= Try it =
Select every line below containing the word "placeholder".

= Exercise inputs =
- - - - -
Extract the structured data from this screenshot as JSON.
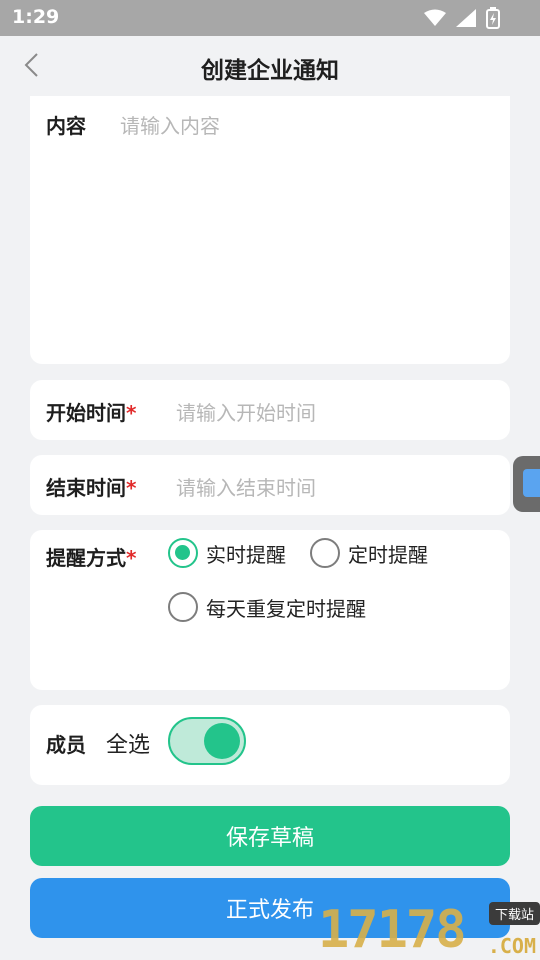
{
  "status_bar": {
    "time": "1:29"
  },
  "header": {
    "title": "创建企业通知"
  },
  "content": {
    "label": "内容",
    "placeholder": "请输入内容"
  },
  "start_time": {
    "label": "开始时间",
    "required_mark": "*",
    "placeholder": "请输入开始时间"
  },
  "end_time": {
    "label": "结束时间",
    "required_mark": "*",
    "placeholder": "请输入结束时间"
  },
  "reminder": {
    "label": "提醒方式",
    "required_mark": "*",
    "options": [
      {
        "label": "实时提醒",
        "checked": true
      },
      {
        "label": "定时提醒",
        "checked": false
      },
      {
        "label": "每天重复定时提醒",
        "checked": false
      }
    ]
  },
  "members": {
    "label": "成员",
    "select_all_label": "全选",
    "select_all_on": true
  },
  "buttons": {
    "save_draft": "保存草稿",
    "publish": "正式发布"
  },
  "watermark": {
    "digits": "17178",
    "domain": ".COM",
    "tag": "下载站"
  },
  "colors": {
    "accent_green": "#23c48b",
    "accent_blue": "#2f93ec",
    "required_red": "#e12a2a"
  }
}
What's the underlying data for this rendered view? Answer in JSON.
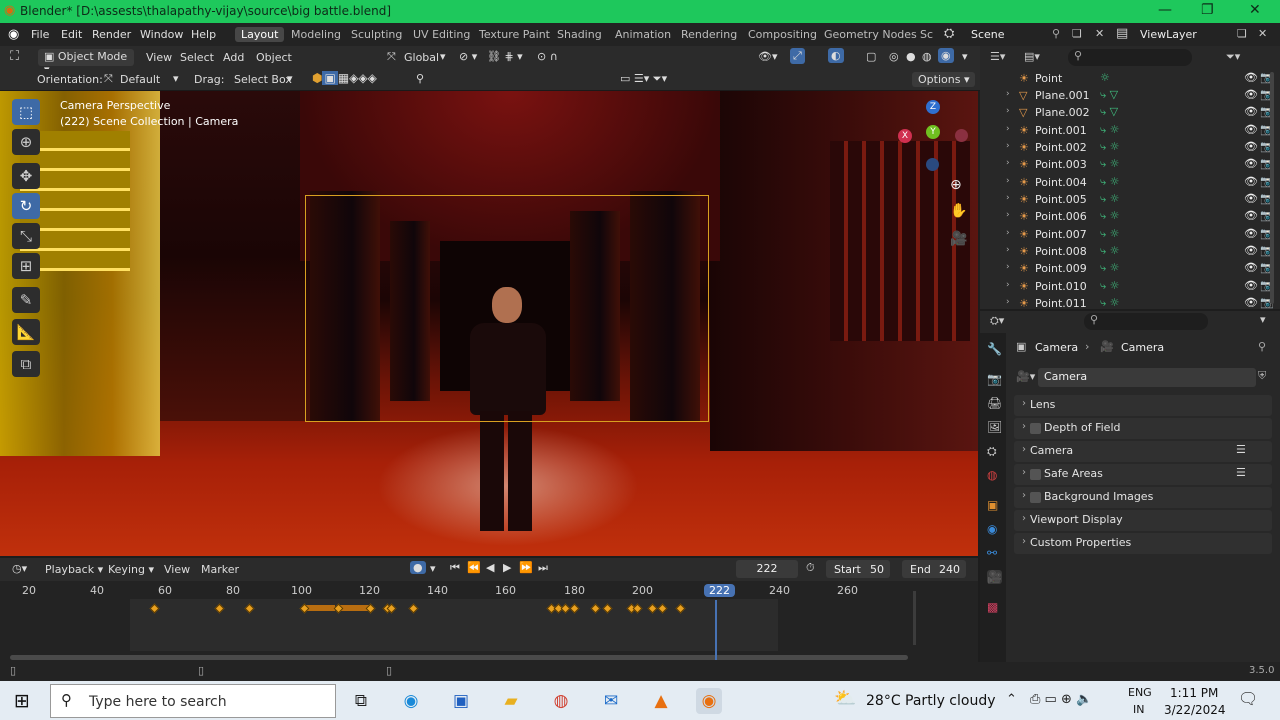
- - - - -
= Exercise solution =
    "placeholder": "请输入内容"
    "placeholder": "请输入开始时间"
    "placeholder": "请输入结束时间"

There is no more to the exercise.